Something to be said for thrift
This project shows how, with a little forward thinking and a lot of thrift, you can eat fabulous gourmet meals with very little money. If you follow along with me you will slowly build your pantry, allowing for those big-ticket purchases down the line. If you are cooking for more than one, you need to increase your volume, but you should not need $20 a day to feed a family of four. In fact, I had so much food left over after the first week, I could have fed two people.
I have not included breakfast or lunch in my meal planning, but you will have enough extra food to eat leftovers for lunch and I will suggest ways to use the ingredients you have to quickly make a salad or sandwich. If you have ideas, please post them! I’m not posting anything about breakfast because I eat the same thing almost every day: yoghurt with toasted walnuts. If you want to eat breakfast on that $5 a day, by the end of a month you will have all the ingredients to make something gourmet every morning if you want.
Yes, I did it, I cooked all my meals this week for $35. I even managed to squeeze an extra five-course meal out of the leftovers. But would I do it again?
The lesson here is: you can take the mix out of the package but you can’t take the package out of the mix.

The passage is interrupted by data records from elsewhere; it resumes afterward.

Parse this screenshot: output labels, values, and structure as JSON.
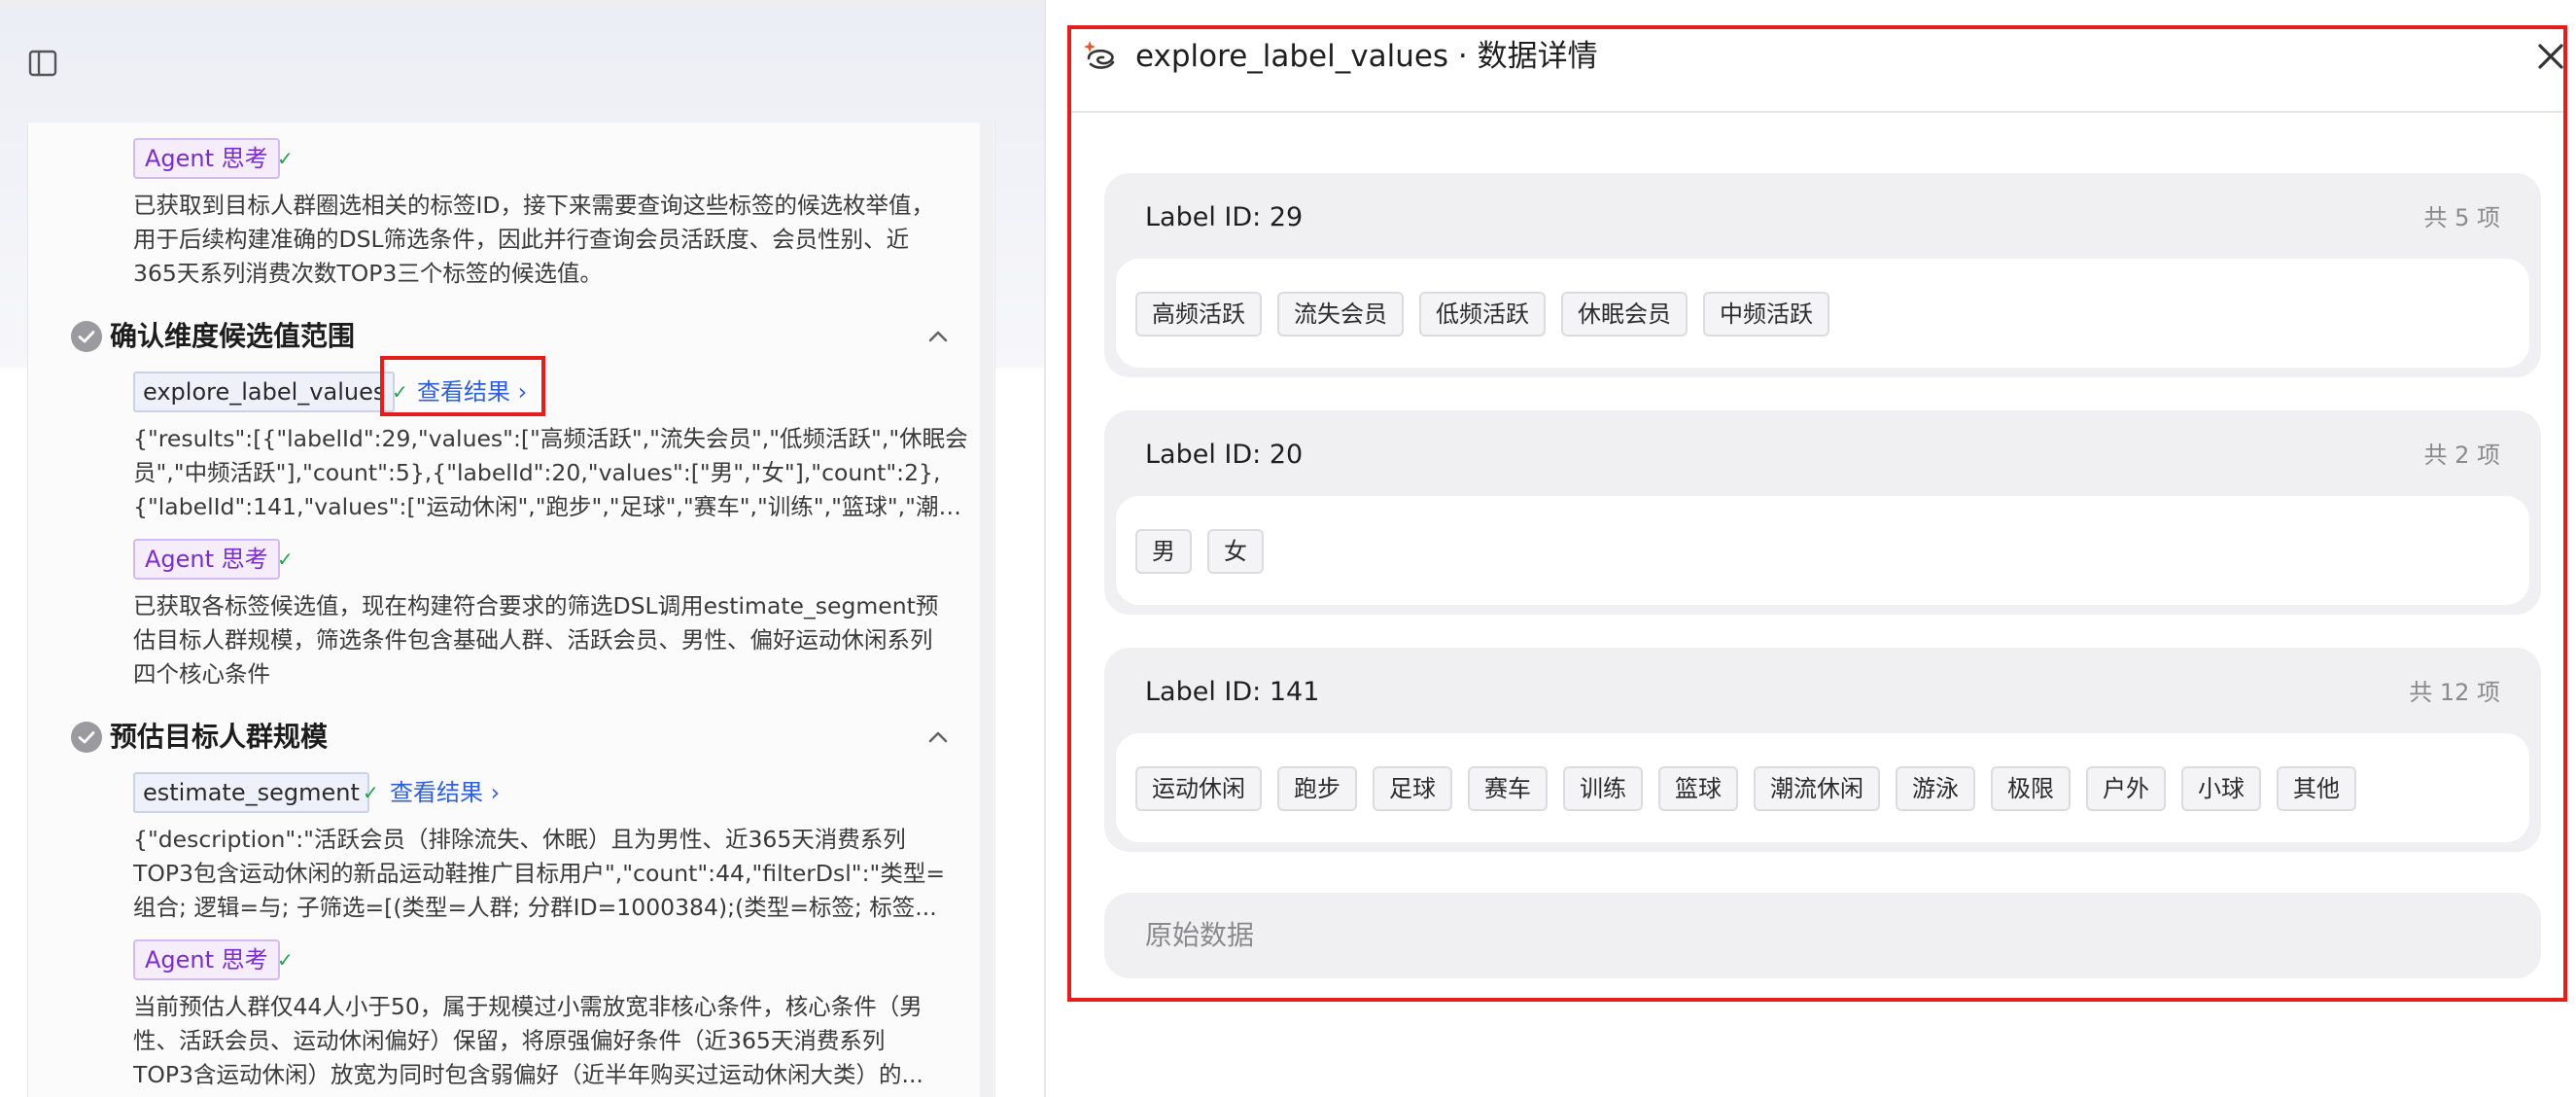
{
  "left": {
    "blocks": {
      "agent1": {
        "badge": "Agent 思考",
        "check": "✓",
        "lines": [
          "已获取到目标人群圈选相关的标签ID，接下来需要查询这些标签的候选枚举值，",
          "用于后续构建准确的DSL筛选条件，因此并行查询会员活跃度、会员性别、近",
          "365天系列消费次数TOP3三个标签的候选值。"
        ]
      },
      "step1": {
        "title": "确认维度候选值范围",
        "tool": "explore_label_values",
        "check": "✓",
        "link": "查看结果 ›",
        "result_lines": [
          "{\"results\":[{\"labelId\":29,\"values\":[\"高频活跃\",\"流失会员\",\"低频活跃\",\"休眠会",
          "员\",\"中频活跃\"],\"count\":5},{\"labelId\":20,\"values\":[\"男\",\"女\"],\"count\":2},",
          "{\"labelId\":141,\"values\":[\"运动休闲\",\"跑步\",\"足球\",\"赛车\",\"训练\",\"篮球\",\"潮流..."
        ]
      },
      "agent2": {
        "badge": "Agent 思考",
        "check": "✓",
        "lines": [
          "已获取各标签候选值，现在构建符合要求的筛选DSL调用estimate_segment预",
          "估目标人群规模，筛选条件包含基础人群、活跃会员、男性、偏好运动休闲系列",
          "四个核心条件"
        ]
      },
      "step2": {
        "title": "预估目标人群规模",
        "tool": "estimate_segment",
        "check": "✓",
        "link": "查看结果 ›",
        "result_lines": [
          "{\"description\":\"活跃会员（排除流失、休眠）且为男性、近365天消费系列",
          "TOP3包含运动休闲的新品运动鞋推广目标用户\",\"count\":44,\"filterDsl\":\"类型=",
          "组合; 逻辑=与; 子筛选=[(类型=人群; 分群ID=1000384);(类型=标签; 标签..."
        ]
      },
      "agent3": {
        "badge": "Agent 思考",
        "check": "✓",
        "lines": [
          "当前预估人群仅44人小于50，属于规模过小需放宽非核心条件，核心条件（男",
          "性、活跃会员、运动休闲偏好）保留，将原强偏好条件（近365天消费系列",
          "TOP3含运动休闲）放宽为同时包含弱偏好（近半年购买过运动休闲大类）的..."
        ]
      }
    }
  },
  "panel": {
    "title": "explore_label_values · 数据详情",
    "labels": [
      {
        "title": "Label ID: 29",
        "count": "共 5 项",
        "values": [
          "高频活跃",
          "流失会员",
          "低频活跃",
          "休眠会员",
          "中频活跃"
        ]
      },
      {
        "title": "Label ID: 20",
        "count": "共 2 项",
        "values": [
          "男",
          "女"
        ]
      },
      {
        "title": "Label ID: 141",
        "count": "共 12 项",
        "values": [
          "运动休闲",
          "跑步",
          "足球",
          "赛车",
          "训练",
          "篮球",
          "潮流休闲",
          "游泳",
          "极限",
          "户外",
          "小球",
          "其他"
        ]
      }
    ],
    "raw_label": "原始数据"
  },
  "icons": {
    "sidebar_toggle": "sidebar-toggle-icon",
    "step_done": "check-circle-icon",
    "collapse": "chevron-up-icon",
    "logo": "spark-logo-icon",
    "close": "close-icon"
  },
  "colors": {
    "highlight": "#e41d1d",
    "agent_badge": "#7a2ec9",
    "link": "#2f5fd9",
    "check": "#20a34a"
  }
}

Why have I called these tacos cheesy when there was no room for cheese in my budget? Recalling a Swedish dish which uses an egg yolk to bind the potatoes and the meat and the horseradish, I was able to create a very cheese-like sauce for these potato-chile tacos.
A few days ago as I was working on the meals for this blog, I asked Chef, who lives upstairs, to come down and give me some advice on making a Mexican dish that would incorporate chicken liver pate. His advice? Don’t over-think it.
Who needs lunchmeat when homemade pate is this easy and a fraction of the cost?
Remember that warm wilted spinach salad with bacon? Well, think of this as that salad after it went backpacking through India and on a boat trip through the Thousand Islands.
Believe me when I tell you that your grandchildren will be talking about this sandwich.
I put it together it one day out of necessity when I was living in my friend’s empty apartment on the upper west side of Manhattan. Today I revamped it and made it more affordable – without sacrificing how delicious it is.
If you’re following along on the first week of eating gourmet on $5 a day, this is the meal for Day 1. But you’ll want to check out the previous post (The Approach) for the full week’s menu as well as shopping and planning tips.
Eating on $5 a day requires a flexible approach. This post contains the week’s menu and explains how I shopped for it and how everything came together.
I also provide a few condiment recipes you can make on the weekend to jazz up your meals the rest of the week.
When I finished my last boat cooking contract, a lot of people asked me if I thought I could still cook on $6 a day. Today I am starting that challenge. Okay, really I started it on January 2nd, but I needed to make sure that what I was doing was: 1. feasible and 2. yummy.
If you want to cook along with me, here’s what you need to buy.